I have expressed my views about this case pretty vigorously, but in fairness, I recognize that some may argue that I have elided a few things. One of the big issues at the district court was the question of when the claim was made. The insurers argued the claim was first made earlier, before the policy incepted, and therefore that the claim was not made during the policy period. The policyholder argued that the claim was later but was deemed first made because of the supposed NOC. Because of these conflicting arguments, the district court had to first determine when the claim was first made, because that  claims made date question is analytically prior to the question of whether the notice was sufficient – if the claim was not made during the policy period, you don’t even get to the notice issue.


Once having determined when the claim was made, the court then turned to the question of the timeliness of notice. So by the time the court got to the notice issue, it had already concluded that the claim had taken place before the bank submitted the NOC. Those who find my take on this case objectionable can certainly hang their hats on that, if they find that persuasive.

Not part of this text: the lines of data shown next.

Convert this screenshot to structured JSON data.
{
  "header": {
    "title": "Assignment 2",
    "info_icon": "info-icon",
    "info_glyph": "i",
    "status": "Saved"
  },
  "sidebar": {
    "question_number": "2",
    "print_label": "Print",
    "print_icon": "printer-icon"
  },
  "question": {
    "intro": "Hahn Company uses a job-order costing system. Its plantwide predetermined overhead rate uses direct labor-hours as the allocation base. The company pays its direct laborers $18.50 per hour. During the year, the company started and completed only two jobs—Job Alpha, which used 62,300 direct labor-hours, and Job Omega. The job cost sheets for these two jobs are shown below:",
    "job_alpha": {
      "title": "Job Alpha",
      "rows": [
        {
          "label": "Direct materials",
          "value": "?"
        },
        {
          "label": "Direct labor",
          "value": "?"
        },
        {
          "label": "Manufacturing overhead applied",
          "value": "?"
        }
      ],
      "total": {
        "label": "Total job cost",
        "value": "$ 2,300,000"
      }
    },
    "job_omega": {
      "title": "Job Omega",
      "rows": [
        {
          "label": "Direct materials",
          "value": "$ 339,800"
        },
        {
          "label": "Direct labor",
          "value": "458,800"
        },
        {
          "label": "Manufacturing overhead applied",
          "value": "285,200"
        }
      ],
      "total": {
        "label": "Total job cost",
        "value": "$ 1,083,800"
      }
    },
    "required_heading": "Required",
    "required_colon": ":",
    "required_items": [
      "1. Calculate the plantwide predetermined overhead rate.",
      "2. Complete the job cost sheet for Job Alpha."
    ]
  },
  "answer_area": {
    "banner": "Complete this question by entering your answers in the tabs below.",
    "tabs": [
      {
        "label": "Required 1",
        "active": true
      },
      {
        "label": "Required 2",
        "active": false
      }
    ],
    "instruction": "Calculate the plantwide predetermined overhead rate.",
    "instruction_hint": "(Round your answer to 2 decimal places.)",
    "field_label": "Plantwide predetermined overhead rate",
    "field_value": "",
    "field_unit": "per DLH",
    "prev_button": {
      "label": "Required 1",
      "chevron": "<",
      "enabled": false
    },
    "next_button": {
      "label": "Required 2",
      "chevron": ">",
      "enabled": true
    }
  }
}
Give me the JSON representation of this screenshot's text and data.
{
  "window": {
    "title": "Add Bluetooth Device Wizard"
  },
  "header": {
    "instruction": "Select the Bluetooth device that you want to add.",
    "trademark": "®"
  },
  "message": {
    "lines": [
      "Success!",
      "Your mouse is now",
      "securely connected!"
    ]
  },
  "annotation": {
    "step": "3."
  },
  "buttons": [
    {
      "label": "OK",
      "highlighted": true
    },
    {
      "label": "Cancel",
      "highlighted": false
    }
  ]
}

All of that said, this case presents all of the considerations underlie one of my most basic rules of thumb, which is that policyholders should always give notice, as soon as possible and with as much information as possible. The fact is that insurers are always going to try to challenge the sufficiency of the notice. Policyholders should do everything they can to avoid providing the insurers with an opening to challenge the notice. I think the courts’ conclusion here that the policyholder should have told the insurers about the settlement offer is 20-20 hindsight. But regardless of what you may think of the courts’ decision, the unmistakable lesson is the get your notices to the insurer as soon as possible and with as much information as possible.


I recognize that others, particularly those from the insurer side of the aisle, may have a very different view of this case and of the courts’ decisions. I encourage readers to add their views to this post using the blog’s comment feature, below.